6. The only warm-blooded animal endemic to Antarctica
Emperor Penguin is the only warm-blooded animal which can endure the bitter winter of Antarctica. To facilitate this, emperor penguins are equipped with several special adaptations including four layers of scale-like feathers which protect them from icy winds and provide a waterproof coat, capable of storing large amounts of fat which insulates their bodies while also serving as a long-lasting energy source. They can breed during the worst winter climate and can survive without food for almost 9 weeks.
5. No Ants continent
Antarctica is one of the very few places in the world where you won’t be able to find any specie of ants. Occasionally ants may hitch on a ship or plane and reach there but they die quickly because of the extreme climate which they are incapable of adapting.
4. Best Place to Find Meteorites
Antarctica is the best place in the world to find meteorites. The first meteorite in Antarctica was discovered in 1912. Since then there has been discovery of a large quantity of meteorites. Pieces of Mars that have fallen on Earth in the form of meteorites can also be found here. Finding them in Antarctica is easy as the dark meteorites easily show up against the white sheet of ice. At times, meteorites can be seen gathered at one place. The flow of the ice concentrates them to one place. . This place is heaven for people researching on meteorites.
3. There is no Standard Time in Antarctica
Since the continent experiences 6 months of darkness and 6 months of Sunlight, there is no standard time zone set for this continent. People who stay there follow the time zone of their particular country. Therefore, two different stations belonging to two different countries will show two different times in Antarctica. Areas, where there are no stations situated, have no standard time and they are classified under UTC time.
2. Mount Sidley is the highest volcano in Antarctica
It is Mount Sidley that is the highest volcano in Antarctica and not the popularly known Mount Erebus (which is the second-highest). Mount Sidley is a massive, snow-covered shield volcano. It was discovered by Rear Admiral Richard E. Byrd on 18th November, 1934 when he was on an airplane flight and he named this mountain “Sidley” after Mabelle E. Sidley, the daughter of William Horlick who contributed to the 1933–35 Byrd Antarctic Expedition. Not much is known about this mountain as it is situated in a remote location with extreme conditions which makes it difficult for people to reach there. The only first recorded ascent of Mount Sidley was by New Zealander Bill Atkinson on 11th January, 1990, whilst working in support of a USAP scientific field party.
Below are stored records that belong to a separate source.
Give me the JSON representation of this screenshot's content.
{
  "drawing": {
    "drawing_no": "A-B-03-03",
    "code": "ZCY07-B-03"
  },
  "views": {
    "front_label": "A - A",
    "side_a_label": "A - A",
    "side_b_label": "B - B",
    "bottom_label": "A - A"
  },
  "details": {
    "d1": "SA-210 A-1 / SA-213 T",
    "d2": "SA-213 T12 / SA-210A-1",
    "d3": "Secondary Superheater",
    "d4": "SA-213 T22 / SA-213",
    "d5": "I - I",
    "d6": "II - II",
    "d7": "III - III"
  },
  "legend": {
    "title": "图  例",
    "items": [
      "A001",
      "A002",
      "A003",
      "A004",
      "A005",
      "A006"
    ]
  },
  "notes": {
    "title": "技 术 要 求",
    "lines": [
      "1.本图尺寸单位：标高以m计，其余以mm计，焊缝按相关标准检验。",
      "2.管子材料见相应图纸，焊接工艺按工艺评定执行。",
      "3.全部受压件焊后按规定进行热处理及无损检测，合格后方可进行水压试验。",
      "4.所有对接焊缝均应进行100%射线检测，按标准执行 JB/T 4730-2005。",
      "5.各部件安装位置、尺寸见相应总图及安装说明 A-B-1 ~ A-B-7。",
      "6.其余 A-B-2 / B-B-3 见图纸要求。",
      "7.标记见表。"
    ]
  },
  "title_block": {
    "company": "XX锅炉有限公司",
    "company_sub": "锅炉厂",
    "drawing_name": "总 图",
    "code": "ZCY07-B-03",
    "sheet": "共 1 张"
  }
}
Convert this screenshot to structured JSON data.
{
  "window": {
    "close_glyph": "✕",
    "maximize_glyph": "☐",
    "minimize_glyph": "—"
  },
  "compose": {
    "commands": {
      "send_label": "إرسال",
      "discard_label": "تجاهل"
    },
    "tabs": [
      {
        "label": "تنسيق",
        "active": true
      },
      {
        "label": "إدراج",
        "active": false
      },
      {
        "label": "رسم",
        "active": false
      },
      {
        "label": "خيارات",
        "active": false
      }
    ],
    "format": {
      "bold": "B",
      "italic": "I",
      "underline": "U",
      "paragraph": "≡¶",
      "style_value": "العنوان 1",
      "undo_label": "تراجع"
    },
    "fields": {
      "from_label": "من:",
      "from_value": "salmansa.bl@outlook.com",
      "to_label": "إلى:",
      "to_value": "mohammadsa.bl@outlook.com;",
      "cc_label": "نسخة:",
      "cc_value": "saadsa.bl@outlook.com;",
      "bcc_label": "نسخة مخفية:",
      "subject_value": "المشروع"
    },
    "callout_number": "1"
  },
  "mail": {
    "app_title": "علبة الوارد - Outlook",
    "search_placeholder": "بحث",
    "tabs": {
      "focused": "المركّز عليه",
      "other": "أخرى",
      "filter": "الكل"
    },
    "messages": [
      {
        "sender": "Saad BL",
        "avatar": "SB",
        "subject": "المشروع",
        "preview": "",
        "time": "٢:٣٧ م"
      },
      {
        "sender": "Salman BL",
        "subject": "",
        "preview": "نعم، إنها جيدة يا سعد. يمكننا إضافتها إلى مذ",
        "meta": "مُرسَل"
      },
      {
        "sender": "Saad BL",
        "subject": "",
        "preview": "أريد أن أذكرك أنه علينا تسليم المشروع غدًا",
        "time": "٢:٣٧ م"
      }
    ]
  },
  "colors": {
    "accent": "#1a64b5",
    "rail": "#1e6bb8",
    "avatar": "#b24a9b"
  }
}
1. Politics in Antarctica
Although various countries claim sovereignty in certain regions, Antarctica is not ruled or governed by any country. While many of these countries have accepted each other’s claim, this status is not universally recognized. New claims on Antarctica have been suspended since 1959 and the continent is considered politically neutral as of 2014. The 1959 Antarctic Treaty signed by 12 countries have declared this continent as the as a scientific preserve unfit for civilization and has established freedom of scientific investigation and environmental protection. This treaty has also banned military activity on the continent.
Antarctica forms that part of the earth which people are eager to explore but are incapable due to its extreme climate. However, slowly and steadily, this unknown land is being explored – whether for good or not, time will tell.